Radio frequency identification (RFID) is being adopted rapidly in a growing number of tire industry processes and will deliver more transparency, fewer rejected tires and production failures and better control of materials.
Major tire producers are investigating new technologies to support their internal production processes and to gather more data per process step for individual tires. During the last 10 years, RFID has emerged as the answer to the industry's problem. It is a technology that will change the tire industry rapidly by supporting improvement of the overall quality of individual tires.
Furthermore, large volumes of data will be gathered to support decisions with better intelligence. RFID is the booster for the "Industry 4.0 Development."
An RFID, or tag, is a chip equipped with an antenna, which is applied on a carrier such as a PET, polypropylene, paper or, in the case of tires, sometimes rubber or dipped mesh materials. The ultra-high frequency class one Gen2 has been certified as the world standard for passive — without a battery — RFID tags.

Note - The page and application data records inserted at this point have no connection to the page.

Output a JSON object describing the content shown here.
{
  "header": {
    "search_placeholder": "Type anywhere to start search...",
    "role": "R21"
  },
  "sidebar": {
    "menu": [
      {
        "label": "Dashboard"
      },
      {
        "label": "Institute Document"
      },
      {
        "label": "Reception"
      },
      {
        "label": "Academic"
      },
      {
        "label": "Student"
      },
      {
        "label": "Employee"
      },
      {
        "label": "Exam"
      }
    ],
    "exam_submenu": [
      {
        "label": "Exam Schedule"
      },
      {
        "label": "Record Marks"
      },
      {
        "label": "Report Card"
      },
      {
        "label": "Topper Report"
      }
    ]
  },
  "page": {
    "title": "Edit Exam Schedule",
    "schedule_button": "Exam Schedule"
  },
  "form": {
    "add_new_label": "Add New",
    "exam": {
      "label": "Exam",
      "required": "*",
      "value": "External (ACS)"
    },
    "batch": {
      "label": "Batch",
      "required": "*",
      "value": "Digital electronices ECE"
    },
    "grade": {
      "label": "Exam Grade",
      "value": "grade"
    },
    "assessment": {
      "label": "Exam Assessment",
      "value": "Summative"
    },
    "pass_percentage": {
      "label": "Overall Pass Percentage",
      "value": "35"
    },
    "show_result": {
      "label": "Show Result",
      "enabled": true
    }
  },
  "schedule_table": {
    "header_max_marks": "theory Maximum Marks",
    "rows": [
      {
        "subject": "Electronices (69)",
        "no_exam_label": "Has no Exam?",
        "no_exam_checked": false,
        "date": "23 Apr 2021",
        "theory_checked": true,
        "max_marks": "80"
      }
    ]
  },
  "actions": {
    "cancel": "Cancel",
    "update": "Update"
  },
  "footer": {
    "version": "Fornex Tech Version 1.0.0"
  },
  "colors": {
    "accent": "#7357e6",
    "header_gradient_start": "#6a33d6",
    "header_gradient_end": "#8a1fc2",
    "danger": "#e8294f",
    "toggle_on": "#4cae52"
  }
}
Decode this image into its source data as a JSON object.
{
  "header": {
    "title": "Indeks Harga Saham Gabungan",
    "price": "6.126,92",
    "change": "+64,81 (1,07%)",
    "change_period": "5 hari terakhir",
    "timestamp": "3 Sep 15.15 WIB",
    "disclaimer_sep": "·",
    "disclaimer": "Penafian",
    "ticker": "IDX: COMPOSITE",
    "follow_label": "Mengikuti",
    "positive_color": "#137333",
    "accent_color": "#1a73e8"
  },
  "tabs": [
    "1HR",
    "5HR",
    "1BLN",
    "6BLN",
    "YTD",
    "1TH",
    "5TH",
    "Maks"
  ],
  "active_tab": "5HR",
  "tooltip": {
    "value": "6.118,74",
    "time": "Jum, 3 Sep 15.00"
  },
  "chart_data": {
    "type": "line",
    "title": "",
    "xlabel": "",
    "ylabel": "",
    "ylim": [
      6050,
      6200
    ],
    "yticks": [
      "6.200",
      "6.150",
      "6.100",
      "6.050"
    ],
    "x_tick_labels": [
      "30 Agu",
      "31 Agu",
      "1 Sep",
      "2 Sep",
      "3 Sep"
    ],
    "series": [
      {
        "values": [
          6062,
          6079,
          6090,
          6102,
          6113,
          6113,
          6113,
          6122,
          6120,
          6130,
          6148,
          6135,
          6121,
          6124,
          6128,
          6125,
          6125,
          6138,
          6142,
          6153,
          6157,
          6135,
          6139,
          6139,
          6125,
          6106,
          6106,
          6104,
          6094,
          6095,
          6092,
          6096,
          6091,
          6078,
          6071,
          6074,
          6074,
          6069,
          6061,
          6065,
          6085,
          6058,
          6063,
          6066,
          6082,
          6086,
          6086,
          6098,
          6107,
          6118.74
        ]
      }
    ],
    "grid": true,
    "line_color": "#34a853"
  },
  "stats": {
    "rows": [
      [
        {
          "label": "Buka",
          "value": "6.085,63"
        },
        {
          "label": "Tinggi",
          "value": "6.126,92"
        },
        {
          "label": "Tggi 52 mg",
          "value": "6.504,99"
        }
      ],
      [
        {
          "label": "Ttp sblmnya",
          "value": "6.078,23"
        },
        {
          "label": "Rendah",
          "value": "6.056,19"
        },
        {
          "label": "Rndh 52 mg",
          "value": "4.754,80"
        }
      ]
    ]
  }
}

A comprehensive RFID solution always contains the RFID tag, software and a handheld or stationary reader including antennas. When a tag passes the reading field of an antenna, it reads the tag and sends the unique identification number back to the system. This can be a speedy process with up to 300 of these identifications per second.
In comparison with identification by bar codes, there are a range of benefits. There is no line-of-sight needed between the reader and the tag. Identification can occur in bulk, up to 150 tires in one scan. And the distance from which RFID tags can be read is more flexible than for bar codes, from zero up to several feet.
The tire industry recognizes these benefits and several solutions based on RFID technology have been defined in the past few years.
A range of RFID solutions for different phases of the tire production and logistics processes have been patented. Those solutions are all based on the same concept of a tag applied to an object, read by a reader and stored in a database. The challenge for a successful implementation lies in dealing with the complex and harsh environment of tire manufacturing. A number of solutions have addressed these factors and are available in the market.
In mixing processes, RFID labels can be applied on the big bags of chemicals, rubber and an RFID reader fixed on the loader. The moment the wrong chemicals are recognized by the reader the loader will stop and an alarm is activated. Mistakes can, therefore, be prevented before they occur.
RFID can support the management of tire-making machines, machine parts and tools. The type of tire is stored in a database and associated with different tools.